(Records drawn from a dataset)
=== Begin Enclosure ===
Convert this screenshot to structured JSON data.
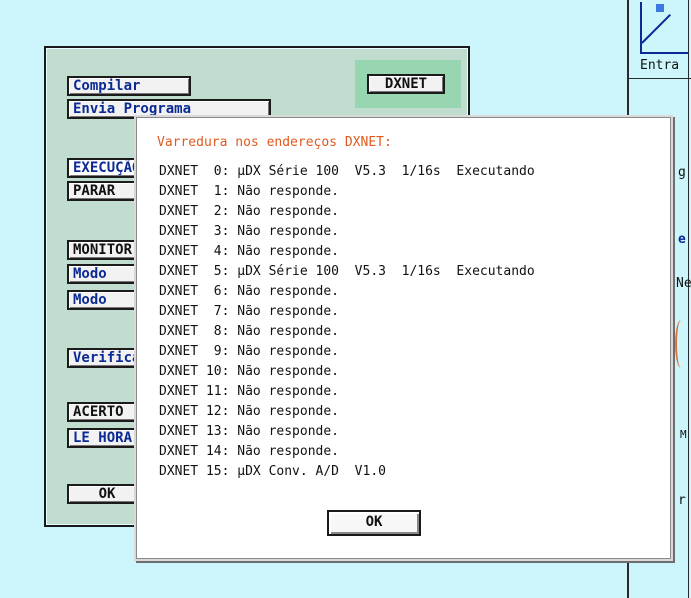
{
  "background": {
    "right_labels": [
      "Entra",
      "g",
      "e",
      "Ne",
      "M",
      "r"
    ]
  },
  "panel": {
    "buttons": {
      "compilar": "Compilar",
      "dxnet": "DXNET",
      "envia": "Envia Programa",
      "execucao": "EXECUÇÃO",
      "parar": "PARAR",
      "monitor": "MONITOR",
      "modo1": "Modo",
      "modo2": "Modo",
      "verificar": "Verificar",
      "acerto": "ACERTO",
      "le_hora": "LE HORA",
      "ok": "OK"
    }
  },
  "dialog": {
    "title": "Varredura nos endereços DXNET:",
    "lines": [
      "DXNET  0: µDX Série 100  V5.3  1/16s  Executando",
      "DXNET  1: Não responde.",
      "DXNET  2: Não responde.",
      "DXNET  3: Não responde.",
      "DXNET  4: Não responde.",
      "DXNET  5: µDX Série 100  V5.3  1/16s  Executando",
      "DXNET  6: Não responde.",
      "DXNET  7: Não responde.",
      "DXNET  8: Não responde.",
      "DXNET  9: Não responde.",
      "DXNET 10: Não responde.",
      "DXNET 11: Não responde.",
      "DXNET 12: Não responde.",
      "DXNET 13: Não responde.",
      "DXNET 14: Não responde.",
      "DXNET 15: µDX Conv. A/D  V1.0"
    ],
    "ok_label": "OK"
  },
  "colors": {
    "background": "#ccf6fb",
    "panel": "#c0ddd0",
    "dxnet_zone": "#97d6b1",
    "title_orange": "#e05a1e",
    "button_text_blue": "#0b2a95"
  }
}
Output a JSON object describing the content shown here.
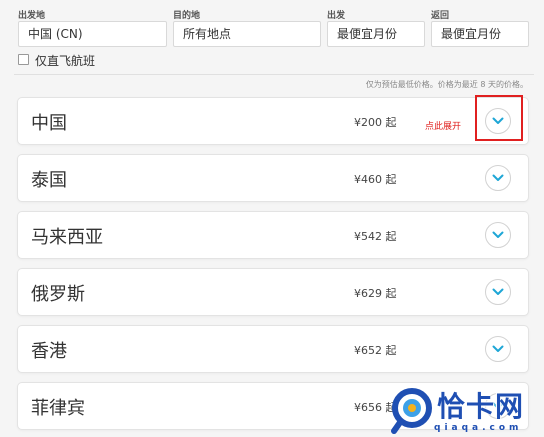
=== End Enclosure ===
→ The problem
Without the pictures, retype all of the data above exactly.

→ Expected answer
Convert this screenshot to structured JSON data.
{
  "background": {
    "right_labels": [
      "Entra",
      "g",
      "e",
      "Ne",
      "M",
      "r"
    ]
  },
  "panel": {
    "buttons": {
      "compilar": "Compilar",
      "dxnet": "DXNET",
      "envia": "Envia Programa",
      "execucao": "EXECUÇÃO",
      "parar": "PARAR",
      "monitor": "MONITOR",
      "modo1": "Modo",
      "modo2": "Modo",
      "verificar": "Verificar",
      "acerto": "ACERTO",
      "le_hora": "LE HORA",
      "ok": "OK"
    }
  },
  "dialog": {
    "title": "Varredura nos endereços DXNET:",
    "lines": [
      "DXNET  0: µDX Série 100  V5.3  1/16s  Executando",
      "DXNET  1: Não responde.",
      "DXNET  2: Não responde.",
      "DXNET  3: Não responde.",
      "DXNET  4: Não responde.",
      "DXNET  5: µDX Série 100  V5.3  1/16s  Executando",
      "DXNET  6: Não responde.",
      "DXNET  7: Não responde.",
      "DXNET  8: Não responde.",
      "DXNET  9: Não responde.",
      "DXNET 10: Não responde.",
      "DXNET 11: Não responde.",
      "DXNET 12: Não responde.",
      "DXNET 13: Não responde.",
      "DXNET 14: Não responde.",
      "DXNET 15: µDX Conv. A/D  V1.0"
    ],
    "ok_label": "OK"
  },
  "colors": {
    "background": "#ccf6fb",
    "panel": "#c0ddd0",
    "dxnet_zone": "#97d6b1",
    "title_orange": "#e05a1e",
    "button_text_blue": "#0b2a95"
  }
}
Output a JSON object describing the content shown here.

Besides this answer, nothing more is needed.